• EXERCISE INSTRUCTIONS
Using the material below, write out every entry exactly.

• DATA EXTRACT
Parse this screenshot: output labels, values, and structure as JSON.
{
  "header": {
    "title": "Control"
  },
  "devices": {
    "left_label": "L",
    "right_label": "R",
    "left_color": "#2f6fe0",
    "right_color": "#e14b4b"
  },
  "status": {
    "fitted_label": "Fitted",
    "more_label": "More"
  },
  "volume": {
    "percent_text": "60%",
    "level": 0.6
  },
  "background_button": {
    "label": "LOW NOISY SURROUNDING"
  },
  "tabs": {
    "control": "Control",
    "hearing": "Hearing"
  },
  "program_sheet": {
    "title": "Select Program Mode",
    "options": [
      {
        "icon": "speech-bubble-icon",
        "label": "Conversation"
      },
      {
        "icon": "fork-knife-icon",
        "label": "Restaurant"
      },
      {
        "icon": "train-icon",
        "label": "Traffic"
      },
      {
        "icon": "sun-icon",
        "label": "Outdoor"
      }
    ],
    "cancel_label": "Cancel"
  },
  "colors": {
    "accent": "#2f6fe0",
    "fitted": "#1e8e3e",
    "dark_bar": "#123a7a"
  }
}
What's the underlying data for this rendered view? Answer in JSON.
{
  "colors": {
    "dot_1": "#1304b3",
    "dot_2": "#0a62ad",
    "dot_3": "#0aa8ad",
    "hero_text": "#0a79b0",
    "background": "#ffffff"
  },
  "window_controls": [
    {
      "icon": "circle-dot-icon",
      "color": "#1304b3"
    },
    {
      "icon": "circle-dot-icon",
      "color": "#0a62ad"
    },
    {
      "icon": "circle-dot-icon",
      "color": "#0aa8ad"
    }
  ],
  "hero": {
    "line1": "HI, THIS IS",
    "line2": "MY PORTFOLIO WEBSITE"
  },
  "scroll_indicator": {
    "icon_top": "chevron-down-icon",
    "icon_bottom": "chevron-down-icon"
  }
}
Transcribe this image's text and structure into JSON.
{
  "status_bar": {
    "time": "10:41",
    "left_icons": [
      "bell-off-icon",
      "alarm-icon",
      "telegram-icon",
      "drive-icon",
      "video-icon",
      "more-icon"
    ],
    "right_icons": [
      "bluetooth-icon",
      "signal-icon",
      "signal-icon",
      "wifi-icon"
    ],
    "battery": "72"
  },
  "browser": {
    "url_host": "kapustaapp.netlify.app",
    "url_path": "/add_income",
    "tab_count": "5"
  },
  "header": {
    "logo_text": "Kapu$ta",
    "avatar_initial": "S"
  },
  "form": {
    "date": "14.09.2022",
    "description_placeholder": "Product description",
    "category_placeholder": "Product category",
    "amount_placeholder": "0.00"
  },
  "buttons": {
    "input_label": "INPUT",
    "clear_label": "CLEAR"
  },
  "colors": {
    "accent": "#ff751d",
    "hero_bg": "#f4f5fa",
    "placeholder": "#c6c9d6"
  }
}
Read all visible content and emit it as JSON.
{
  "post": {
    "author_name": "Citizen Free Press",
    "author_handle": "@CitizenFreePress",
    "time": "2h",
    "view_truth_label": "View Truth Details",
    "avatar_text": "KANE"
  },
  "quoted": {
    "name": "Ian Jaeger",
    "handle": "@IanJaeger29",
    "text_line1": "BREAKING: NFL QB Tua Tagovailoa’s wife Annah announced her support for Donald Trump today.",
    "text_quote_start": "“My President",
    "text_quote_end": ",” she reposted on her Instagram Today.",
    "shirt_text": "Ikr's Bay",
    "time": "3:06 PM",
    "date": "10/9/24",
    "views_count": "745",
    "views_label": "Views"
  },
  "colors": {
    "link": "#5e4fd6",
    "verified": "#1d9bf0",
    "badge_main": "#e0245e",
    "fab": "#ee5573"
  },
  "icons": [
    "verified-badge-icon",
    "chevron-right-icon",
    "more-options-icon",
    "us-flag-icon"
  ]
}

• RESPONSE
Parse this screenshot: output labels, values, and structure as JSON.
{
  "header": {
    "title": "Control"
  },
  "devices": {
    "left_label": "L",
    "right_label": "R",
    "left_color": "#2f6fe0",
    "right_color": "#e14b4b"
  },
  "status": {
    "fitted_label": "Fitted",
    "more_label": "More"
  },
  "volume": {
    "percent_text": "60%",
    "level": 0.6
  },
  "background_button": {
    "label": "LOW NOISY SURROUNDING"
  },
  "tabs": {
    "control": "Control",
    "hearing": "Hearing"
  },
  "program_sheet": {
    "title": "Select Program Mode",
    "options": [
      {
        "icon": "speech-bubble-icon",
        "label": "Conversation"
      },
      {
        "icon": "fork-knife-icon",
        "label": "Restaurant"
      },
      {
        "icon": "train-icon",
        "label": "Traffic"
      },
      {
        "icon": "sun-icon",
        "label": "Outdoor"
      }
    ],
    "cancel_label": "Cancel"
  },
  "colors": {
    "accent": "#2f6fe0",
    "fitted": "#1e8e3e",
    "dark_bar": "#123a7a"
  }
}
What's the underlying data for this rendered view? Answer in JSON.
{
  "colors": {
    "dot_1": "#1304b3",
    "dot_2": "#0a62ad",
    "dot_3": "#0aa8ad",
    "hero_text": "#0a79b0",
    "background": "#ffffff"
  },
  "window_controls": [
    {
      "icon": "circle-dot-icon",
      "color": "#1304b3"
    },
    {
      "icon": "circle-dot-icon",
      "color": "#0a62ad"
    },
    {
      "icon": "circle-dot-icon",
      "color": "#0aa8ad"
    }
  ],
  "hero": {
    "line1": "HI, THIS IS",
    "line2": "MY PORTFOLIO WEBSITE"
  },
  "scroll_indicator": {
    "icon_top": "chevron-down-icon",
    "icon_bottom": "chevron-down-icon"
  }
}
Transcribe this image's text and structure into JSON.
{
  "status_bar": {
    "time": "10:41",
    "left_icons": [
      "bell-off-icon",
      "alarm-icon",
      "telegram-icon",
      "drive-icon",
      "video-icon",
      "more-icon"
    ],
    "right_icons": [
      "bluetooth-icon",
      "signal-icon",
      "signal-icon",
      "wifi-icon"
    ],
    "battery": "72"
  },
  "browser": {
    "url_host": "kapustaapp.netlify.app",
    "url_path": "/add_income",
    "tab_count": "5"
  },
  "header": {
    "logo_text": "Kapu$ta",
    "avatar_initial": "S"
  },
  "form": {
    "date": "14.09.2022",
    "description_placeholder": "Product description",
    "category_placeholder": "Product category",
    "amount_placeholder": "0.00"
  },
  "buttons": {
    "input_label": "INPUT",
    "clear_label": "CLEAR"
  },
  "colors": {
    "accent": "#ff751d",
    "hero_bg": "#f4f5fa",
    "placeholder": "#c6c9d6"
  }
}
Read all visible content and emit it as JSON.
{
  "post": {
    "author_name": "Citizen Free Press",
    "author_handle": "@CitizenFreePress",
    "time": "2h",
    "view_truth_label": "View Truth Details",
    "avatar_text": "KANE"
  },
  "quoted": {
    "name": "Ian Jaeger",
    "handle": "@IanJaeger29",
    "text_line1": "BREAKING: NFL QB Tua Tagovailoa’s wife Annah announced her support for Donald Trump today.",
    "text_quote_start": "“My President",
    "text_quote_end": ",” she reposted on her Instagram Today.",
    "shirt_text": "Ikr's Bay",
    "time": "3:06 PM",
    "date": "10/9/24",
    "views_count": "745",
    "views_label": "Views"
  },
  "colors": {
    "link": "#5e4fd6",
    "verified": "#1d9bf0",
    "badge_main": "#e0245e",
    "fab": "#ee5573"
  },
  "icons": [
    "verified-badge-icon",
    "chevron-right-icon",
    "more-options-icon",
    "us-flag-icon"
  ]
}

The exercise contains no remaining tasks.